If you’re deep underwater on your Bank of America mortgage, B of A’s new principal reduction program might be just the lifeline you need to avoid foreclosure. Like many of the possible housing and/or mortgage fixes out there, it’s not for everyone. Homeowners considering a Phoenix short sale should look at this program as a possible solution.  Could this new program be the solution to your mortgage problem?

How the Bank of America Principal Reduction Program Works

If you currently owe more than your home is worth, and your mortgage meets the parameters for the program, Bank of America might be willing to reduce the amount of principal owed on your mortgage loan over a 3-5 year period, if:

  • Your loan is NOT backed by Fannie Mae, Freddie Mac, FHA, or VA (this could be a tough condition to meet; more than 70% of all mortgage loans are backed by these four mortgage giants)
  • You were at least 60 days late on your mortgage payments on January 31, 2012
  • Your mortgage loan was originated between 2005-2009
  • Your loan fits into the “sub-prime” category, was issued by Countrywide Financial, or is owned by BofA or one of it's private investors.

Depending on whether you’re able to get into the 3-year or the 5-year program, Bank of America will incrementally reduce your outstanding principal balance each year you’re in the program down to today’s fair market value for your home.
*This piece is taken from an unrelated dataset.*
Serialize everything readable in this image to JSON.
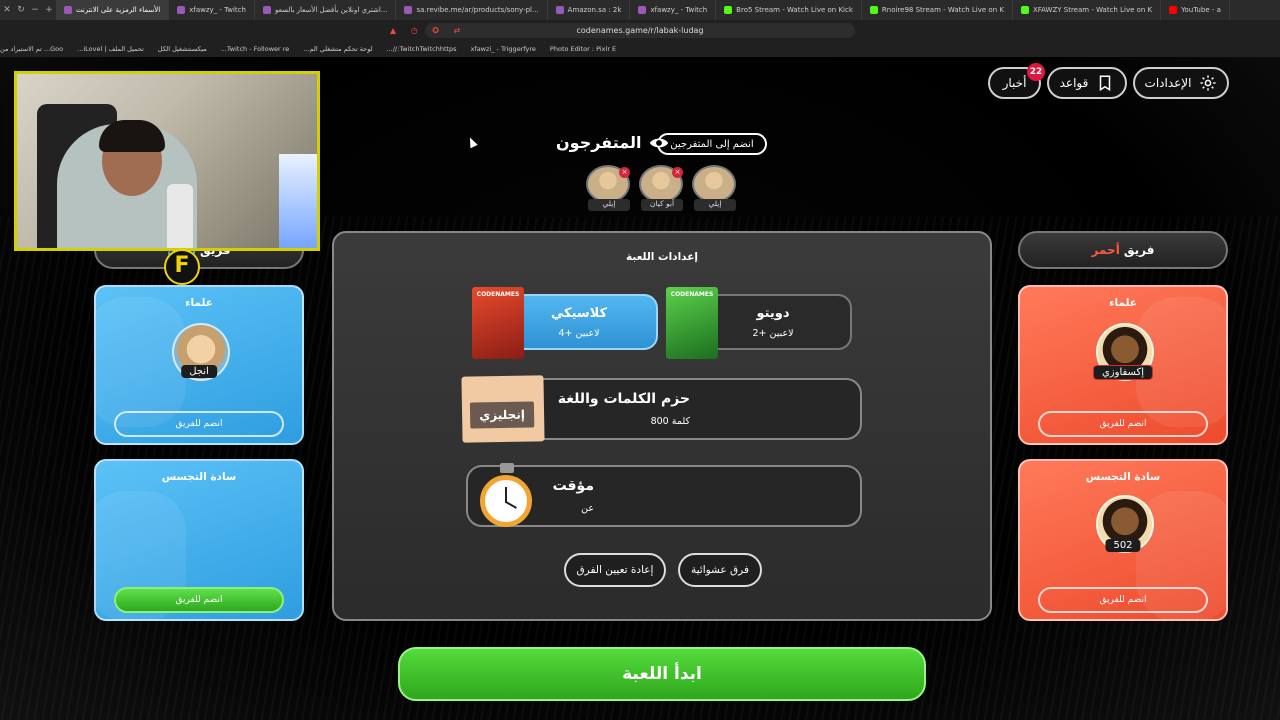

For instance, pretend you currently owe $315,000 on your home even though it’s only worth $265,000 (a common occurrence in today’s market). If you’re in the 3-year principal reduction program, Bank of America will reduce your principal by $50,000 – the difference between how much you owe on your mortgage and how much it is worth today – spread evenly over a three-year period (in this case, just under $17,000 per year).  If approved for this program, you will make monthly mortgage payments based on the reduced principal amount of $265,000.

So How Much Might Bank of America Shave Off of Your Principal Balance?

Bank of America has drawn a firm line in the sand on the Principal Reduction Program: Assuming you qualify for the program, they’ll dial down your mortgage balance to equal today’s fair market value of your home, but that cap the principal reduction at $100,000. If you qualify, this could be a pretty good deal for you.

The Fine Print: How the Bank of America Principal Reduction Program Might Not Help You

As with anything designed to help people, the Devil’s in the details. There’s no guarantee that the Bank of America Principal Reduction Program will help you. In fact, it might be a very bad deal for you, especially if:

  • You’re currently going through the foreclosure process and you pin all of your hopes for staying in your home on being accepted into the program
  • You miss a mortgage payment at any point after being accepted into the Principal Reduction Program
  • There’s no way you can afford to make monthly mortgage payments, even at a reduced amount
  • You were not 60 days late on your mortgage as of January 31st, 2012.  Because you are forced to be at least 60 days late, your credit score will continue to suffer while BofA decides if you qualify for the program.
  • Fannie Mae, Freddie Mac, FHA, or VA guarantees your mortgage (is so, you will not be eligible for the program)
  • Your loan was not originally owned by Countrywide, or is not owned by BofA or one of it's private investors

What to Do if the B of A Principal Reduction Program Won’t Work for You

Even though the Bank of America Principal Reduction Program has the raw potential to help several hundred thousand homeowners, it’s not for everyone. If your mortgage loan won’t qualify, or you need to find another foreclosure avoidance strategy quickly, please give me a call today at (602) 909-5994.  Our team of Phoenix short sale agents stands ready to help guide you through the process of avoiding foreclosure.

Effective solutions that can help you resolve your foreclosure crisis are available. The first step is up to you. If you don’t call, I can’t help you avoid foreclosure. Your credit rating and your financial future are too important to let fear, pride or uncertainty about the unknown get in the way of asking for help. Call me today!